For this listing, report how many lines contain the string "calendar", using only a number.

- - -

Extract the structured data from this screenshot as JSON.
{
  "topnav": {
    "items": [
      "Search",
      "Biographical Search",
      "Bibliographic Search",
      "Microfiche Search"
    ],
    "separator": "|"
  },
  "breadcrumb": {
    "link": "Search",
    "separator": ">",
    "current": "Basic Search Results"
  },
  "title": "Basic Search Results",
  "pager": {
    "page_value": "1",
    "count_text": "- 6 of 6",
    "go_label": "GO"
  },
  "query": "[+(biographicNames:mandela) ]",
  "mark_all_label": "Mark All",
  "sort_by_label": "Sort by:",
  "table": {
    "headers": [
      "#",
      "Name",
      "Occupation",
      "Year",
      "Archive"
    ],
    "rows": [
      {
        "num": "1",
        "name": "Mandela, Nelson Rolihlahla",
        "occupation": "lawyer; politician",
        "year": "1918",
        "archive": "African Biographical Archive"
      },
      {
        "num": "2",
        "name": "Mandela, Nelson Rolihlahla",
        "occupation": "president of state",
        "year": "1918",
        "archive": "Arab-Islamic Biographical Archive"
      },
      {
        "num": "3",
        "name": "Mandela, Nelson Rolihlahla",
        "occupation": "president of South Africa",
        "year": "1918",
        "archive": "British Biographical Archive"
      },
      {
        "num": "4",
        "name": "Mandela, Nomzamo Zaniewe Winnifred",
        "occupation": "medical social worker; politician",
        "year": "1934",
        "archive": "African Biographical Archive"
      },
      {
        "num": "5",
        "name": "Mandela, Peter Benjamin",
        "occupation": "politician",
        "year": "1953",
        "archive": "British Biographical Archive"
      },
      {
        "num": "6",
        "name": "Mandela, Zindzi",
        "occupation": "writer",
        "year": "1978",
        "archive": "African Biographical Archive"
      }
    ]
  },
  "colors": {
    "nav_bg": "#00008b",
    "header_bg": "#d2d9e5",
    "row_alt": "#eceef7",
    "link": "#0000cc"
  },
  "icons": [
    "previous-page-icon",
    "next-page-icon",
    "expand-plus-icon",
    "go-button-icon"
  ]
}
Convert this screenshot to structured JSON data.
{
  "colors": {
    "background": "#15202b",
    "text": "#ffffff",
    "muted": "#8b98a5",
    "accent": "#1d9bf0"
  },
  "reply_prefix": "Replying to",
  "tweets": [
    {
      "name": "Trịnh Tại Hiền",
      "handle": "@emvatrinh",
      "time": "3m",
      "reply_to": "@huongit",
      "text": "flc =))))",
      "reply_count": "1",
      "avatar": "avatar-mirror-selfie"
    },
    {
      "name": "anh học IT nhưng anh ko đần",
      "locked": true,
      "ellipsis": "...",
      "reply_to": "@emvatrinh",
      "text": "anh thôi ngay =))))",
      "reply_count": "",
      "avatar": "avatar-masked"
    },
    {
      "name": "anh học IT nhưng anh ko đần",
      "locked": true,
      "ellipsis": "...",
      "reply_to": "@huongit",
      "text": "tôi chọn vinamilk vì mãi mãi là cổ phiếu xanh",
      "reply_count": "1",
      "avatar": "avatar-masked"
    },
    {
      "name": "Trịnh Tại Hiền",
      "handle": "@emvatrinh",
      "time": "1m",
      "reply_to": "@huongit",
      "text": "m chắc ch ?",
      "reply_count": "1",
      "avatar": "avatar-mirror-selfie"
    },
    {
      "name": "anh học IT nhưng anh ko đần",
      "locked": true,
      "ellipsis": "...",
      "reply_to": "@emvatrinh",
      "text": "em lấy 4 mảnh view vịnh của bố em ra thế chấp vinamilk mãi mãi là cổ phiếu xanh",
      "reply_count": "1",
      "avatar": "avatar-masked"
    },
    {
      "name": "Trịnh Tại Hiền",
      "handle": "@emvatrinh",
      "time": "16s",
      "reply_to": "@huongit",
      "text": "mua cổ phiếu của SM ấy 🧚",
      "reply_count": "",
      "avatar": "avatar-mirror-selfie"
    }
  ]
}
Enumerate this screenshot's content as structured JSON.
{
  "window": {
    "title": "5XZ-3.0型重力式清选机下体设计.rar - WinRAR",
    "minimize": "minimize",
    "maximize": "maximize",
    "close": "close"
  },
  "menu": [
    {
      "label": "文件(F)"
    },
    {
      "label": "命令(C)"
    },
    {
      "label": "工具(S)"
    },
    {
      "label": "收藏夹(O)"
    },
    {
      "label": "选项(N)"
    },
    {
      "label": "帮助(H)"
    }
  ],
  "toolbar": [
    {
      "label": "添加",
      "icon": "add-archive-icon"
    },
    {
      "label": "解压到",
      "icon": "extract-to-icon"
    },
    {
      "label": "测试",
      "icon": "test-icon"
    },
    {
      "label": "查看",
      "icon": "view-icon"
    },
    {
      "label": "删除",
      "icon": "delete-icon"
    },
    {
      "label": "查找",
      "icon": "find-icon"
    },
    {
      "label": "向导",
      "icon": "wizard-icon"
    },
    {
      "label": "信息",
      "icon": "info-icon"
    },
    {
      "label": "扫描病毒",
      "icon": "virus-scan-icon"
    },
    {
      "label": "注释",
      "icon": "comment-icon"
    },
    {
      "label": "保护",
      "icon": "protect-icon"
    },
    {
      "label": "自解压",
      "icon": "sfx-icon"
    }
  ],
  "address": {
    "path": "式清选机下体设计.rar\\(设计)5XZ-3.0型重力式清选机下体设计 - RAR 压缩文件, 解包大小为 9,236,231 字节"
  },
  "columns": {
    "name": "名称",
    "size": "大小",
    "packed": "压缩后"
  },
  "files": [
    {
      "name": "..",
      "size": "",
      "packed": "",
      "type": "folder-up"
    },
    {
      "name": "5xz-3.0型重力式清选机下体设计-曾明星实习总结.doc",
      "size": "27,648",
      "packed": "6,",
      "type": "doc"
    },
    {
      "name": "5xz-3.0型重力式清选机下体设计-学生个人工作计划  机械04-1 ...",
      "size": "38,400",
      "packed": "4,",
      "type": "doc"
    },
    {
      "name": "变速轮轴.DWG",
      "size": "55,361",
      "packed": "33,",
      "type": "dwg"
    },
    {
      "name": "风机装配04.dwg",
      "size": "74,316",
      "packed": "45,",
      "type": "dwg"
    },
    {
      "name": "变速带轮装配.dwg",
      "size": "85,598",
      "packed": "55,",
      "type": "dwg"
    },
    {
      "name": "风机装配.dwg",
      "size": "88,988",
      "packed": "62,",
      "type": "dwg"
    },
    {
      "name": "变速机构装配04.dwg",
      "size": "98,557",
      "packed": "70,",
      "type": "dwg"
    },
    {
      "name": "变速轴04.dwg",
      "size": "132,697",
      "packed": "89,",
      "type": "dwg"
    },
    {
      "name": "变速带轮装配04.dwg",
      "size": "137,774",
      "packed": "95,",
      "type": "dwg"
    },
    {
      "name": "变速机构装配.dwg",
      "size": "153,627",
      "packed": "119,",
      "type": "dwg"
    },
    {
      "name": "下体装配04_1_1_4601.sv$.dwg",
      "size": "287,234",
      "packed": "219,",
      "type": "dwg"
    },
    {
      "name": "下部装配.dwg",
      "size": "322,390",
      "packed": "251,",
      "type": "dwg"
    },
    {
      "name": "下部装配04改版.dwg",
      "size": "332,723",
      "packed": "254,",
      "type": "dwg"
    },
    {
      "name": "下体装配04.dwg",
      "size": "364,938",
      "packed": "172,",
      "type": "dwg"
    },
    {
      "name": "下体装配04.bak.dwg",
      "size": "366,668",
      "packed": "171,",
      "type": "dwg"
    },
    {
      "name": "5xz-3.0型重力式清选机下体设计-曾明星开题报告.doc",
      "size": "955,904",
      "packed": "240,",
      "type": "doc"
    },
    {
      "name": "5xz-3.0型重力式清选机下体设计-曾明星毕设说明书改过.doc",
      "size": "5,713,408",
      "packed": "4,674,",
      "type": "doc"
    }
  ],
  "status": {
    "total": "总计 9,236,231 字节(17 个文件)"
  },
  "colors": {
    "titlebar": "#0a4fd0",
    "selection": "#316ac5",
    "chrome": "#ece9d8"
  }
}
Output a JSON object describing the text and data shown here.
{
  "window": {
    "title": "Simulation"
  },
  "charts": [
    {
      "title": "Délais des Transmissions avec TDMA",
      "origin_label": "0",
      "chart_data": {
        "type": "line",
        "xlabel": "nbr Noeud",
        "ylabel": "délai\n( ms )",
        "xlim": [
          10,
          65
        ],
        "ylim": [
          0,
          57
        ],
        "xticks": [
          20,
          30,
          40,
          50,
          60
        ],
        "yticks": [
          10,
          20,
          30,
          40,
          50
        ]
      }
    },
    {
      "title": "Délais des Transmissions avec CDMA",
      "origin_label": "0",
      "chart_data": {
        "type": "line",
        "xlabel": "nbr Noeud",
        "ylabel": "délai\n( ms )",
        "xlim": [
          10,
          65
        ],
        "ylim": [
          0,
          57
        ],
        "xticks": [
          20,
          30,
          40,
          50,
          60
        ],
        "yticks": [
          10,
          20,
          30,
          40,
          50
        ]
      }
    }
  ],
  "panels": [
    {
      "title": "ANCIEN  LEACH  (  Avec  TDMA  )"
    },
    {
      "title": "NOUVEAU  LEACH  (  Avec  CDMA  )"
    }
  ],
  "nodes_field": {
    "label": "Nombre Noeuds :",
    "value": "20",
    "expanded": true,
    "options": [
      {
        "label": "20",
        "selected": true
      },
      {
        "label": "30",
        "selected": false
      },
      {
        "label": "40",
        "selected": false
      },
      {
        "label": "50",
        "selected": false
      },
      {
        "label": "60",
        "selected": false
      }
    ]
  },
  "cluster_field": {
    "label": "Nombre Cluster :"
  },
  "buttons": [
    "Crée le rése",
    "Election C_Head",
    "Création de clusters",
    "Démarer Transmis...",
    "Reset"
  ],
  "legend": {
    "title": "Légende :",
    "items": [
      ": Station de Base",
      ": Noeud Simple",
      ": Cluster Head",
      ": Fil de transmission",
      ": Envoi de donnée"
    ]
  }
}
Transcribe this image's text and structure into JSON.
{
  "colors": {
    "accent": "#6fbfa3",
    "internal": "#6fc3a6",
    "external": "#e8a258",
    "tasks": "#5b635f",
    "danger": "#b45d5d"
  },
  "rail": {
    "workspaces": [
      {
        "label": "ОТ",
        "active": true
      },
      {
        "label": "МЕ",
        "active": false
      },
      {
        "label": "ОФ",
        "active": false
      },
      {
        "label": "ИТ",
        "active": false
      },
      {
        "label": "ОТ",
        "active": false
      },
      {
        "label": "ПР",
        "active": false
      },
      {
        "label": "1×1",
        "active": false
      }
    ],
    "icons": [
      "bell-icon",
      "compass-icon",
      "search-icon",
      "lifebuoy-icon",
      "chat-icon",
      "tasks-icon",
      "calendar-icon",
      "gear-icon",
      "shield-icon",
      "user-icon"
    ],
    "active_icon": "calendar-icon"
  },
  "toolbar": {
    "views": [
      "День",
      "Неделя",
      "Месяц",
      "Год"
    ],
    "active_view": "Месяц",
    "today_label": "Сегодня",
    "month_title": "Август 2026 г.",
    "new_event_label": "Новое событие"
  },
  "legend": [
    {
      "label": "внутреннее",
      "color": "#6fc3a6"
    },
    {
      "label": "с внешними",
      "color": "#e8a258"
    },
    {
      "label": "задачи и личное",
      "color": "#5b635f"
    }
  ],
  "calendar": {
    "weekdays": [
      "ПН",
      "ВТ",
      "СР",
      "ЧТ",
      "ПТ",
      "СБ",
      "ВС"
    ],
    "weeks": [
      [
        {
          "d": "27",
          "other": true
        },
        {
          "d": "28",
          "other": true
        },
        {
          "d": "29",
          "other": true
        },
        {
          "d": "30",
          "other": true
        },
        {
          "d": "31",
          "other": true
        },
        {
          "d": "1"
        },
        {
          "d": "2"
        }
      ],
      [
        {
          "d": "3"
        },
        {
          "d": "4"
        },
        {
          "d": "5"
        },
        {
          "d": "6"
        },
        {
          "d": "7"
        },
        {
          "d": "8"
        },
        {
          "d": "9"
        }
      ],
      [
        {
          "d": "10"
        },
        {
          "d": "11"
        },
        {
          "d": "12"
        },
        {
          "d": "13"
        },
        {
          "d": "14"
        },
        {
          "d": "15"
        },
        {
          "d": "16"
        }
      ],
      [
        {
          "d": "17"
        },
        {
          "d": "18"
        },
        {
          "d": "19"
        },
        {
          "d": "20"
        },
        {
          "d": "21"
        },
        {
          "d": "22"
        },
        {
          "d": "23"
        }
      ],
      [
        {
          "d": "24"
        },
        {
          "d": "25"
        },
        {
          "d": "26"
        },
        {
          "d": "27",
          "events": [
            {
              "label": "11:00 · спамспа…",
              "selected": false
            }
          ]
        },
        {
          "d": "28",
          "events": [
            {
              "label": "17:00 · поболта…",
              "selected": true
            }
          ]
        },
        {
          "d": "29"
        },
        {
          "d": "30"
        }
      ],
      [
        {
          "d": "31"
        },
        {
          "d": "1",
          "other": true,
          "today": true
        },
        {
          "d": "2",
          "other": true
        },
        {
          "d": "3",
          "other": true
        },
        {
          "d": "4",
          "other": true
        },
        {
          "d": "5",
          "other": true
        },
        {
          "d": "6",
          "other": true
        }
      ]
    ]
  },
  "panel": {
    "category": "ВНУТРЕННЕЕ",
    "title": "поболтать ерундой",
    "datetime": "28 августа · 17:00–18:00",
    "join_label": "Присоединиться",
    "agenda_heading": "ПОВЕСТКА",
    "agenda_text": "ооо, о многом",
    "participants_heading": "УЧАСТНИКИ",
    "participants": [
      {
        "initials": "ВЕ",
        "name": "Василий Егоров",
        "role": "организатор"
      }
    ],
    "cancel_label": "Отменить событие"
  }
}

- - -

- _Completed exercise_: 3